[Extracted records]

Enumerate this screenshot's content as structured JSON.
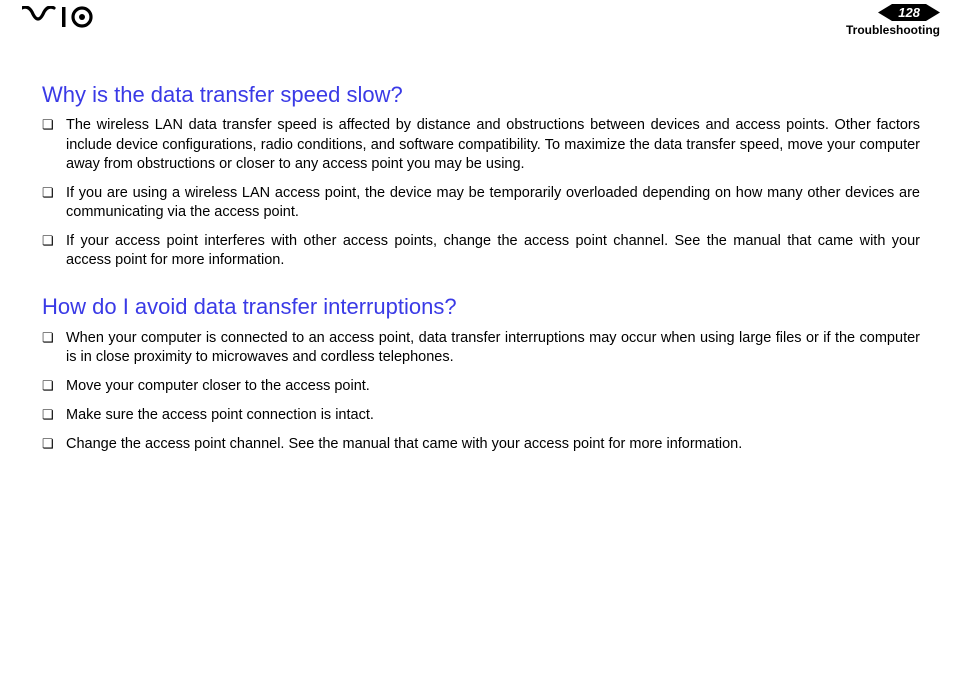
{
  "header": {
    "page_number": "128",
    "section": "Troubleshooting"
  },
  "sections": [
    {
      "heading": "Why is the data transfer speed slow?",
      "items": [
        "The wireless LAN data transfer speed is affected by distance and obstructions between devices and access points. Other factors include device configurations, radio conditions, and software compatibility. To maximize the data transfer speed, move your computer away from obstructions or closer to any access point you may be using.",
        "If you are using a wireless LAN access point, the device may be temporarily overloaded depending on how many other devices are communicating via the access point.",
        "If your access point interferes with other access points, change the access point channel. See the manual that came with your access point for more information."
      ]
    },
    {
      "heading": "How do I avoid data transfer interruptions?",
      "items": [
        "When your computer is connected to an access point, data transfer interruptions may occur when using large files or if the computer is in close proximity to microwaves and cordless telephones.",
        "Move your computer closer to the access point.",
        "Make sure the access point connection is intact.",
        "Change the access point channel. See the manual that came with your access point for more information."
      ]
    }
  ]
}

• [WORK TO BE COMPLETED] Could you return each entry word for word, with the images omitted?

• [SOLUTION TO THIS TASK]
Enumerate this screenshot's content as structured JSON.
{
  "header": {
    "page_number": "128",
    "section": "Troubleshooting"
  },
  "sections": [
    {
      "heading": "Why is the data transfer speed slow?",
      "items": [
        "The wireless LAN data transfer speed is affected by distance and obstructions between devices and access points. Other factors include device configurations, radio conditions, and software compatibility. To maximize the data transfer speed, move your computer away from obstructions or closer to any access point you may be using.",
        "If you are using a wireless LAN access point, the device may be temporarily overloaded depending on how many other devices are communicating via the access point.",
        "If your access point interferes with other access points, change the access point channel. See the manual that came with your access point for more information."
      ]
    },
    {
      "heading": "How do I avoid data transfer interruptions?",
      "items": [
        "When your computer is connected to an access point, data transfer interruptions may occur when using large files or if the computer is in close proximity to microwaves and cordless telephones.",
        "Move your computer closer to the access point.",
        "Make sure the access point connection is intact.",
        "Change the access point channel. See the manual that came with your access point for more information."
      ]
    }
  ]
}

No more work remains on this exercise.